ACG updates its guideline on acute lower GI bleeding

The American College of Gastroenterology (ACG) now recommends risk stratification to identify patients who can be discharged early and advises on the use of anticoagulant reversal agents, among other changes.

The American College of Gastroenterology recently updated its guideline on management of patients with acute lower GI bleeding.

The new recommendations include several changes from the previous version, published in 2016. Among these is the suggestion that clinicians use risk stratification tools (e.g., Oakland score ≤8) to identify low-risk patients with lower GI bleeding who are appropriate candidates for early discharge and outpatient diagnostic evaluation. Clinicians should use risk scores to supplement but not replace clinical judgment, the guideline noted.

The guideline also newly advised clinicians on use of reversal agents in patients with life-threatening lower GI bleeding who are on vitamin K antagonists or direct oral anticoagulants and suggested CT angiography as the initial diagnostic test in patients with ongoing hemodynamically significant hematochezia. Clinicians should promptly refer patients whose CT angiography demonstrates extravasation to interventional radiology for transcatheter arteriography and possible embolization, the guideline noted.

The guideline recommended colonoscopy for most patients hospitalized with lower GI bleeding because of its value in detecting a source of bleeding but added that most should be nonurgent, since studies have not shown that performing an urgent colonoscopy within 24 hours of presentation improves important clinical outcomes such as rebleeding.

The guideline also suggested a restrictive strategy of red blood cell transfusion (threshold of hemoglobin level of 7 g/dL) in hemodynamically stable patients with lower GI bleeding and recommended against administration of antifibrinolytic agents such as tranexamic acid.
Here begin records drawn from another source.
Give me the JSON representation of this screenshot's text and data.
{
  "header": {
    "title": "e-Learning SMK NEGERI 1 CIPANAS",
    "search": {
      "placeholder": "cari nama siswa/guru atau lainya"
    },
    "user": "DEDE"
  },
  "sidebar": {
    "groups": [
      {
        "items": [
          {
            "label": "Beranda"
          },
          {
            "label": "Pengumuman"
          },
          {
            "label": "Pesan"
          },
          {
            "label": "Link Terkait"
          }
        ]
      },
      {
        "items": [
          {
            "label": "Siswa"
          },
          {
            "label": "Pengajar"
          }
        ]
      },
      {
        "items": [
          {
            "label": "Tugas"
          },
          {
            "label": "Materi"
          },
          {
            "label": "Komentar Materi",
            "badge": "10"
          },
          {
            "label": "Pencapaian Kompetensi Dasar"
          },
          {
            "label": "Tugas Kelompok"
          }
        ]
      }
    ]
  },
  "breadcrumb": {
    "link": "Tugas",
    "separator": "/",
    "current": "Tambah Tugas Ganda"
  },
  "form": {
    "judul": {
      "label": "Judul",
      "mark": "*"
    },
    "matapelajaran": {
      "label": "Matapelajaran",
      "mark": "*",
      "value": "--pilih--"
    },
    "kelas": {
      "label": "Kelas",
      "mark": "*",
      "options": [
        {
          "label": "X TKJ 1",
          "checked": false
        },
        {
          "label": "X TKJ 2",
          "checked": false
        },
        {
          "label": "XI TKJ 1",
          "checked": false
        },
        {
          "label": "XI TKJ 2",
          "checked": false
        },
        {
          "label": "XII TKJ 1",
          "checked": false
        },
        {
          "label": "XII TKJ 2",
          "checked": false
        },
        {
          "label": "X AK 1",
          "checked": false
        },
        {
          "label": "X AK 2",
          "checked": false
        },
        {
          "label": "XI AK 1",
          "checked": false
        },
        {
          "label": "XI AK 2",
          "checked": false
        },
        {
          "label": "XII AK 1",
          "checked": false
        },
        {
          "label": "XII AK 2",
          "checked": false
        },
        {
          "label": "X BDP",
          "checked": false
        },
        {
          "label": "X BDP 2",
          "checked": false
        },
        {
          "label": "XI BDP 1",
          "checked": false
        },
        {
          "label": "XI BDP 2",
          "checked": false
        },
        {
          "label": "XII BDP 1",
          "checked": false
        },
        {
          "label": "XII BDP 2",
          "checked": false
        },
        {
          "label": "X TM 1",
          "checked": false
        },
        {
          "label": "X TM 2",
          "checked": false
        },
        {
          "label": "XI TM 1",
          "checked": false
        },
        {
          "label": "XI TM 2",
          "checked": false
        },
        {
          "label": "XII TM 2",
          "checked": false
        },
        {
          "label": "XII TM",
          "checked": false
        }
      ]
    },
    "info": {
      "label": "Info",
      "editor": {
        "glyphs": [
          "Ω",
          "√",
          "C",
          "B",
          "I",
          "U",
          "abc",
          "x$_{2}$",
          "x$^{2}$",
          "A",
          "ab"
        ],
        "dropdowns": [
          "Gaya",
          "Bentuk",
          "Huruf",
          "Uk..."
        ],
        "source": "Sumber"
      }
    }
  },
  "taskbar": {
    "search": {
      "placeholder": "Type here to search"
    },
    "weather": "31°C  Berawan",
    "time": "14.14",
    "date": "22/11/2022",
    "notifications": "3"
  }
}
The guideline also addressed medication after hospitalization for diverticular hemorrhage, recommending discontinuation of nonaspirin NSAIDs and aspirin for primary cardiovascular prevention. In patients with an established history of cardiovascular disease, the guideline suggested continuing aspirin. Clinicians should re-evaluate the risks and benefits of continuing nonaspirin antiplatelets such as P2Y12 receptor antagonists in a multidisciplinary setting, according to the guideline, which was published in the February American Journal of Gastroenterology.